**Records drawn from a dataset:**

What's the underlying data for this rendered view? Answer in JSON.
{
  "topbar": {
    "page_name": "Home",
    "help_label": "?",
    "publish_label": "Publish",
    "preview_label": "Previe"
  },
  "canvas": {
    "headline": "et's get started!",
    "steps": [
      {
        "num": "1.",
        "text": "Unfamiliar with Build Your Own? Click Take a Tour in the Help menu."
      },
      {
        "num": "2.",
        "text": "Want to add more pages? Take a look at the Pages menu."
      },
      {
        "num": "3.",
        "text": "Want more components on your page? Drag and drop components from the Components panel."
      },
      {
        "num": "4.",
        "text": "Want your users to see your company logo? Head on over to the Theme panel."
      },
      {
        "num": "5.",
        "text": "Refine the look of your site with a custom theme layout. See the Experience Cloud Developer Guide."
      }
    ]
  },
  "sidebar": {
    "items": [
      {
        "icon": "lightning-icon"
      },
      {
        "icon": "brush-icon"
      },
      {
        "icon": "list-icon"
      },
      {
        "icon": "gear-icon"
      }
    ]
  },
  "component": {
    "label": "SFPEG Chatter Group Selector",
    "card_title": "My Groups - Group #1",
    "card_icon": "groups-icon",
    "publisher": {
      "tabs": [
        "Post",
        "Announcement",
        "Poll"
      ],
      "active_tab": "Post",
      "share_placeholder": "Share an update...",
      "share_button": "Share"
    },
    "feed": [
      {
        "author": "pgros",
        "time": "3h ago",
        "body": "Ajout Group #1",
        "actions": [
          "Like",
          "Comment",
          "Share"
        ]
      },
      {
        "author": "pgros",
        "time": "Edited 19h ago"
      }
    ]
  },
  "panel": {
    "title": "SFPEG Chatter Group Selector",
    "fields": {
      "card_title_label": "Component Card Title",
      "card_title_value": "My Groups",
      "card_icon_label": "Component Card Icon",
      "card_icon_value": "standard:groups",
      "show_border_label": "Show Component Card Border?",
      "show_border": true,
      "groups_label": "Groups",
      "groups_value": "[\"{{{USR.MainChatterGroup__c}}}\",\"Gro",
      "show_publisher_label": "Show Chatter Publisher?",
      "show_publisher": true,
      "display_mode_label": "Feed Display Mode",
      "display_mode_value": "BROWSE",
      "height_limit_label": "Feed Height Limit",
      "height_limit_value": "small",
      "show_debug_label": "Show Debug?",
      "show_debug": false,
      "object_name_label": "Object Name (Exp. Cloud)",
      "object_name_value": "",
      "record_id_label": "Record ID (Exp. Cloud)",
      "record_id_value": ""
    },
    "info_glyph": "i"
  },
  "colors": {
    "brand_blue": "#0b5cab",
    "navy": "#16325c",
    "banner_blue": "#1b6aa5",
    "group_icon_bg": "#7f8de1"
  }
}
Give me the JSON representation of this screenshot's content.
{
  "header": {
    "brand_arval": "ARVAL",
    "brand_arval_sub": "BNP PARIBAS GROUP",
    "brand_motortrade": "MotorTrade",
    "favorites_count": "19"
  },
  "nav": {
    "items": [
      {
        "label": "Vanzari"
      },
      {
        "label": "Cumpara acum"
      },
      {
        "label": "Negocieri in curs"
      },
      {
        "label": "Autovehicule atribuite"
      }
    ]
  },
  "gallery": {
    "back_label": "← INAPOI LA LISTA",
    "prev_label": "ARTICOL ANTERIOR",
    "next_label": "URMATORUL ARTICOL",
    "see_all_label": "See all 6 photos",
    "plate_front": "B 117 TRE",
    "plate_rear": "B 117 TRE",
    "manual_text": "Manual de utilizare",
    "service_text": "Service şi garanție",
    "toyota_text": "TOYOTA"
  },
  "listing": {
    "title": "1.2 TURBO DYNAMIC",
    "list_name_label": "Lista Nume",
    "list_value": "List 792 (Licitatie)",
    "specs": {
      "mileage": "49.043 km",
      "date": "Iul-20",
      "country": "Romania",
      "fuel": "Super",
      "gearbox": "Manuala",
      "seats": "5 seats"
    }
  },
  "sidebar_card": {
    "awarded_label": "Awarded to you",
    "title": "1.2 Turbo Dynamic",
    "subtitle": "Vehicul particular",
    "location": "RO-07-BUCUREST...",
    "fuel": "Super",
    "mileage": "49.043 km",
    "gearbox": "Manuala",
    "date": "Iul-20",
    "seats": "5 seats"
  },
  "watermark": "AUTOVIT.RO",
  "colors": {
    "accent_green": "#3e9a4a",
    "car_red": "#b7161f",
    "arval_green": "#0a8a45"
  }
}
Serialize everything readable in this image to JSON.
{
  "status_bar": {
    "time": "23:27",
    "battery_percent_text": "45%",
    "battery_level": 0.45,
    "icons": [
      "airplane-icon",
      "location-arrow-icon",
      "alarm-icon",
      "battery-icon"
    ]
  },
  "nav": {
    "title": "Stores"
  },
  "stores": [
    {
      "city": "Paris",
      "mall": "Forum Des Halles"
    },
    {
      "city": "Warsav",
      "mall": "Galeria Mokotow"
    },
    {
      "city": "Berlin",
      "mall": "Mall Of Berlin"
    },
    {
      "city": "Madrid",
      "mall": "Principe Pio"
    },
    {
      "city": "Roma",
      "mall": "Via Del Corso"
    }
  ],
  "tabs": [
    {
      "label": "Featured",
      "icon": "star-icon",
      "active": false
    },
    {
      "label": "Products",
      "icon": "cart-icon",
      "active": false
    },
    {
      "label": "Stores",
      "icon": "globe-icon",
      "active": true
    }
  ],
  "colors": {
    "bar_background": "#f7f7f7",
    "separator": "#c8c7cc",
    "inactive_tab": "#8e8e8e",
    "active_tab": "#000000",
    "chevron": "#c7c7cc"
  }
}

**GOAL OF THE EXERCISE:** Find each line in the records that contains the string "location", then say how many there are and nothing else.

**OUTPUT FOR THIS EXERCISE:** 2